A leaked draft of a five-year plan reveals how the DOI will prioritize “energy dominance” over conservation. In the next five years, millions of acres of America’s public lands and waters, including some national monuments and relatively pristine coastal regions, could be auctioned off for oil and gas development, with little thought for environmental consequences. The Department of the Interior’s strategic vision states that the DOI is committed to achieving “American energy dominance” through the exploitation of “vast amounts” of untapped energy reserves on public lands. Alarmingly, the policy blueprint—a 50-page document—does not once mention climate change or climate science.

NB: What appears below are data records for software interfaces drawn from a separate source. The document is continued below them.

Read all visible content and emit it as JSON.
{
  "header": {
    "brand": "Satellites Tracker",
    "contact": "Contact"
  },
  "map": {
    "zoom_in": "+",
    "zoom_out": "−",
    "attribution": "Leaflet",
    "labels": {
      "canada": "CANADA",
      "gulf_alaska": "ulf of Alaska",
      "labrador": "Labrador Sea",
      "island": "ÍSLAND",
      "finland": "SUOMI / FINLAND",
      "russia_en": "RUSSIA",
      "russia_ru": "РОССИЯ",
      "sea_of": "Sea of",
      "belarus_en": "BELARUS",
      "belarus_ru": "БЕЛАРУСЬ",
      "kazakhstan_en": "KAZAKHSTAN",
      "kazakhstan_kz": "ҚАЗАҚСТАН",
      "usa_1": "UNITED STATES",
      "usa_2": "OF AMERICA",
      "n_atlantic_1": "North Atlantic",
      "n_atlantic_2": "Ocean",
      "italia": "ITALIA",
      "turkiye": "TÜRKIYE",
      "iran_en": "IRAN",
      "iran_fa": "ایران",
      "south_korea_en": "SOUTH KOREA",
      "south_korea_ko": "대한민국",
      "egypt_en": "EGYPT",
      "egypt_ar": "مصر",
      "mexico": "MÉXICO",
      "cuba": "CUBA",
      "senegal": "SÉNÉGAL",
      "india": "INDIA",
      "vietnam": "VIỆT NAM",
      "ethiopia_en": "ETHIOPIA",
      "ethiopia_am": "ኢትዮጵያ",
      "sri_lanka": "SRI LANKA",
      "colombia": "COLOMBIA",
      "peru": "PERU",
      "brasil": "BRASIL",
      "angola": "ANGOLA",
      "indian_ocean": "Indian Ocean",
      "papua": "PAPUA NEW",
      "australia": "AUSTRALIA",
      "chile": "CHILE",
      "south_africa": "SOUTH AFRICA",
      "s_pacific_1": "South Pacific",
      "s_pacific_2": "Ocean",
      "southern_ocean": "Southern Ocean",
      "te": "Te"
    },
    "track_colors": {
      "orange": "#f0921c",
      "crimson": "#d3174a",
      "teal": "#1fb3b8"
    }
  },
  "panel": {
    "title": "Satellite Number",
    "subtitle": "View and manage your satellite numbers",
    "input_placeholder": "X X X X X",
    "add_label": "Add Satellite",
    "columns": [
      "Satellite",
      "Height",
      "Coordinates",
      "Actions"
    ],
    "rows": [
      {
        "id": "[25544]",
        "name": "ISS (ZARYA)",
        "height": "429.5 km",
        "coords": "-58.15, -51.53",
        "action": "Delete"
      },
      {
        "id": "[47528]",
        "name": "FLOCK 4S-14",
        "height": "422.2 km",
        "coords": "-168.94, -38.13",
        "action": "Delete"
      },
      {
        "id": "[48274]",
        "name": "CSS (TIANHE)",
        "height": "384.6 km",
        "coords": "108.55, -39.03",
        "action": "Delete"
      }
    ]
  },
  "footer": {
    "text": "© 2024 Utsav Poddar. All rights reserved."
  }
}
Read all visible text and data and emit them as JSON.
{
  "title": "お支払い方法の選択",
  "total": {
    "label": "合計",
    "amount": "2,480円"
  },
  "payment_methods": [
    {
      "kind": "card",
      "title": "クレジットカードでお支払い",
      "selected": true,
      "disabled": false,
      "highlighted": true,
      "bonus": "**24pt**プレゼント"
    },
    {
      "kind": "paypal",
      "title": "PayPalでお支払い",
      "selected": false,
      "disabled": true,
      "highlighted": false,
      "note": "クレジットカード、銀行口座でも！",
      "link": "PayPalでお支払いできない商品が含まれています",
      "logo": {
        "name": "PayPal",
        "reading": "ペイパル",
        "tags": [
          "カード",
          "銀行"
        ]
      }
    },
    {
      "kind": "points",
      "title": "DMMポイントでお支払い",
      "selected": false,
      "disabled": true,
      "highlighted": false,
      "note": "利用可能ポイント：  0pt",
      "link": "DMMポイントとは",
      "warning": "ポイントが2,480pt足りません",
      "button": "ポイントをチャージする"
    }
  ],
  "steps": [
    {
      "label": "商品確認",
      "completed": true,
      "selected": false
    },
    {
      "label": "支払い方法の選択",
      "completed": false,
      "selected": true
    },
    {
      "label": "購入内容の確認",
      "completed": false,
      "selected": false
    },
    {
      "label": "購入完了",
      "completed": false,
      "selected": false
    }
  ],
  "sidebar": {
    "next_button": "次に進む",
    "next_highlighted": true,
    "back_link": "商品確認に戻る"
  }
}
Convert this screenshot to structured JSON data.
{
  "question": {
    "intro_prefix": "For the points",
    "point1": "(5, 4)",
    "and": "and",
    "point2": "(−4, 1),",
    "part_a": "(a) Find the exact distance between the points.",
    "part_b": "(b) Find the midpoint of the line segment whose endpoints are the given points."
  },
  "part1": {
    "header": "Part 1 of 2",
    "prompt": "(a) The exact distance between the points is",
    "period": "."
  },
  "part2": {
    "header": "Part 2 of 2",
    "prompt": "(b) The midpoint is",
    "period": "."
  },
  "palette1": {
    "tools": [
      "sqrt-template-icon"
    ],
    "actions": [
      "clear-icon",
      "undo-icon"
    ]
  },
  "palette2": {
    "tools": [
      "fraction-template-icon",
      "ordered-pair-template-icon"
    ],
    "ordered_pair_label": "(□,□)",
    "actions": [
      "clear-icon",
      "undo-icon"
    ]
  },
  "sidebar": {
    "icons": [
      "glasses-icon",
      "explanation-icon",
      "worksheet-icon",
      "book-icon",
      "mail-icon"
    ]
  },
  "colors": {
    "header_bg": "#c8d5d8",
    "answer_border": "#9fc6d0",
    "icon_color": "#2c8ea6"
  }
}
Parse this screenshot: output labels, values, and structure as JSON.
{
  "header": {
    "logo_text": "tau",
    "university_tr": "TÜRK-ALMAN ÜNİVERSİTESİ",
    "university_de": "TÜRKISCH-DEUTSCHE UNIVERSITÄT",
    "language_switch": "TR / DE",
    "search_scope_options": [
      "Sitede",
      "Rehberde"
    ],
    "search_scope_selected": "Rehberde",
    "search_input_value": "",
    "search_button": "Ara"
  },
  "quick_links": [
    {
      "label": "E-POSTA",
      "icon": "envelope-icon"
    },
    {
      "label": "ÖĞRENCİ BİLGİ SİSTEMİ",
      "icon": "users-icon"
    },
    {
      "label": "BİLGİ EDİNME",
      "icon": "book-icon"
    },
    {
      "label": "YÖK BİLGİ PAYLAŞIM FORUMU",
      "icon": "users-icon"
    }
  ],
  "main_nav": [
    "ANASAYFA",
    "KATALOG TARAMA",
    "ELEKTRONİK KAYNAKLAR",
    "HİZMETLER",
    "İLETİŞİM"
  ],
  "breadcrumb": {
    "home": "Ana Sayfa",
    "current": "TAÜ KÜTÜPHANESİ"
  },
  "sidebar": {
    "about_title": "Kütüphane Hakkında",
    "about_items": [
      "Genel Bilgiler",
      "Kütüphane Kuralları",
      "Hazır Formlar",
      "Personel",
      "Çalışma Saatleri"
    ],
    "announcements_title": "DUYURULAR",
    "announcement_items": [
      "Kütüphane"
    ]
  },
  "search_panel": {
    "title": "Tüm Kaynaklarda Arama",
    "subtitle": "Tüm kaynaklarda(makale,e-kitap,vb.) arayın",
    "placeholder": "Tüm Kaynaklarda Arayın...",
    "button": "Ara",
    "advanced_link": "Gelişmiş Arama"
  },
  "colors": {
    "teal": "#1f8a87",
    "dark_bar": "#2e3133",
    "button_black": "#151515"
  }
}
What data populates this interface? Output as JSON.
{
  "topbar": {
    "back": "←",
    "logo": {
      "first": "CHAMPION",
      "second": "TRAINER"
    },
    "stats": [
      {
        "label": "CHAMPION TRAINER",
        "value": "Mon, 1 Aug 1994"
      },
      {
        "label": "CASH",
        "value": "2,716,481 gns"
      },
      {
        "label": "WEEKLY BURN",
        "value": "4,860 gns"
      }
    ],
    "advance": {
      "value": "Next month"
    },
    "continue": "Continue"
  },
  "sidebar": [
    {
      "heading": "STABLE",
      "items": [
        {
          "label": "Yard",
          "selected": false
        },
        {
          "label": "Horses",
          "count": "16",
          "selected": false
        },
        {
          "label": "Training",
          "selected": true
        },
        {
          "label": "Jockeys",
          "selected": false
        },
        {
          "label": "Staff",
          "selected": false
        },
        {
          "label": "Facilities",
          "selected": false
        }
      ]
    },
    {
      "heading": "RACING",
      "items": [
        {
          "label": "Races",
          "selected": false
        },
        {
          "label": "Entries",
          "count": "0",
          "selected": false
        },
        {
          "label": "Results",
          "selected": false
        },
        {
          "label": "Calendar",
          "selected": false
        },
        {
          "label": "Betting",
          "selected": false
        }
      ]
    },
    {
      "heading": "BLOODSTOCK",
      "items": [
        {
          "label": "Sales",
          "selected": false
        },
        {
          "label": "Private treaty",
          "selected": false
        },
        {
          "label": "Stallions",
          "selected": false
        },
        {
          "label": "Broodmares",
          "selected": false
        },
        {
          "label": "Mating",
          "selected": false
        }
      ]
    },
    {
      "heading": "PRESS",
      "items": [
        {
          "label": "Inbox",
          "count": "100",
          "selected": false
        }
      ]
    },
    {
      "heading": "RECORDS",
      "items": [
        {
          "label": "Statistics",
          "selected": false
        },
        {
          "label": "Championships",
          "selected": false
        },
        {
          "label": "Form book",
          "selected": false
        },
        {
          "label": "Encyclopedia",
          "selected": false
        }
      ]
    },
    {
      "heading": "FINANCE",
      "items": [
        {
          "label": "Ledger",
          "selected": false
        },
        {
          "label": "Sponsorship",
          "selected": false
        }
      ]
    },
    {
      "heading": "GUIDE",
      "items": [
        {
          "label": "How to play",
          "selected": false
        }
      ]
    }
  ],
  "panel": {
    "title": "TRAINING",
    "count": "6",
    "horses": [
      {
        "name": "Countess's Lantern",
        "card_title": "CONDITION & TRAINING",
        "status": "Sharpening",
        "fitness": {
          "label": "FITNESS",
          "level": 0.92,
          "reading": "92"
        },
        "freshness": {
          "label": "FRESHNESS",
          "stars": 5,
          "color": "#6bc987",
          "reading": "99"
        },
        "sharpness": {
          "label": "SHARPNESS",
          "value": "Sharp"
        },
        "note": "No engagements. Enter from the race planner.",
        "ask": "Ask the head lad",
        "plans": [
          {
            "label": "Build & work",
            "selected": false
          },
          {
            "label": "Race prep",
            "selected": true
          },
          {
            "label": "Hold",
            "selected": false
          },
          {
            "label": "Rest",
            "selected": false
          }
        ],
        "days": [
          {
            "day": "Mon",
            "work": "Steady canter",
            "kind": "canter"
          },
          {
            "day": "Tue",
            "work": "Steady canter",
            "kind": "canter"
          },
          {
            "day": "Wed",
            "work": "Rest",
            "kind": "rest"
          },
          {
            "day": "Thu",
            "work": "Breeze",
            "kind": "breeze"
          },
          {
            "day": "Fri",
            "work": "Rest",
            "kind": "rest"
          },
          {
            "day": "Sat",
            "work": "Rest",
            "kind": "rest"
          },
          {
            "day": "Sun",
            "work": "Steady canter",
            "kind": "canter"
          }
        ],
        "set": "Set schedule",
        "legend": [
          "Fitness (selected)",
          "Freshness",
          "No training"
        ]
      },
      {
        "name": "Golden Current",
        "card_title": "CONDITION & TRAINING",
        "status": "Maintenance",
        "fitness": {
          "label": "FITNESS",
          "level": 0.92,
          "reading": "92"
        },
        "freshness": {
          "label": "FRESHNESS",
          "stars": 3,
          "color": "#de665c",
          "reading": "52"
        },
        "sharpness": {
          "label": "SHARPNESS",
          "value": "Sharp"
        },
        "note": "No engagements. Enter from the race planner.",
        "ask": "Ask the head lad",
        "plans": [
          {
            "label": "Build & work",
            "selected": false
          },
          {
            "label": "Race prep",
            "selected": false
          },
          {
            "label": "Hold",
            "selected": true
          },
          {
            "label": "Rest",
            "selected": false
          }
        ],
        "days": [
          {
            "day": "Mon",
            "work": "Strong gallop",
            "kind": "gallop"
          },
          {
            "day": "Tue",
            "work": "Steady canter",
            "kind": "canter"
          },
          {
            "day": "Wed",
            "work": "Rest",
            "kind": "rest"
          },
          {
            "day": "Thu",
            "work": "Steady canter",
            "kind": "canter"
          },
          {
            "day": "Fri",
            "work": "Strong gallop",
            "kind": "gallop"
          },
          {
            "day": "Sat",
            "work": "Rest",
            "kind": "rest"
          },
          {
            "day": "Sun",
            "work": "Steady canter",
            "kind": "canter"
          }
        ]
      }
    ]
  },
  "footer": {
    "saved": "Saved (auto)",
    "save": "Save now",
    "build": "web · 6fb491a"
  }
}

Tesla has begun making good on its promise to help Puerto Ricorebuild its energy grid after a devastating hurricane caused massive damage on the island. On Tuesday, Tesla announced via Twitter that Hospital del Nino in Puerto Rico is "first of many" solar and storage projects going live.
The South Dakota Public Utilities Commission turned down an application Wednesday for a wind-energy complex proposed for Clark County.The regulatory panel voted 3-0 to reject Crocker Wind Farm. The project called for up to 200 turbines spread across more than 29,000 acres north of Clark.State law gave the commission six months to decide whether to grant a wind facility permit. The commission received the Crocker application July 25 and held a public input hearing Sept. 13 at Clark.Turbine locations were based on setbacks of 2,000 feet from non-participating residences.But the Clark County Board of Adjustment issued a conditional-use permit with setbacks of 3,960 feet.Almond said 35 turbines would be affected by the setbacks change.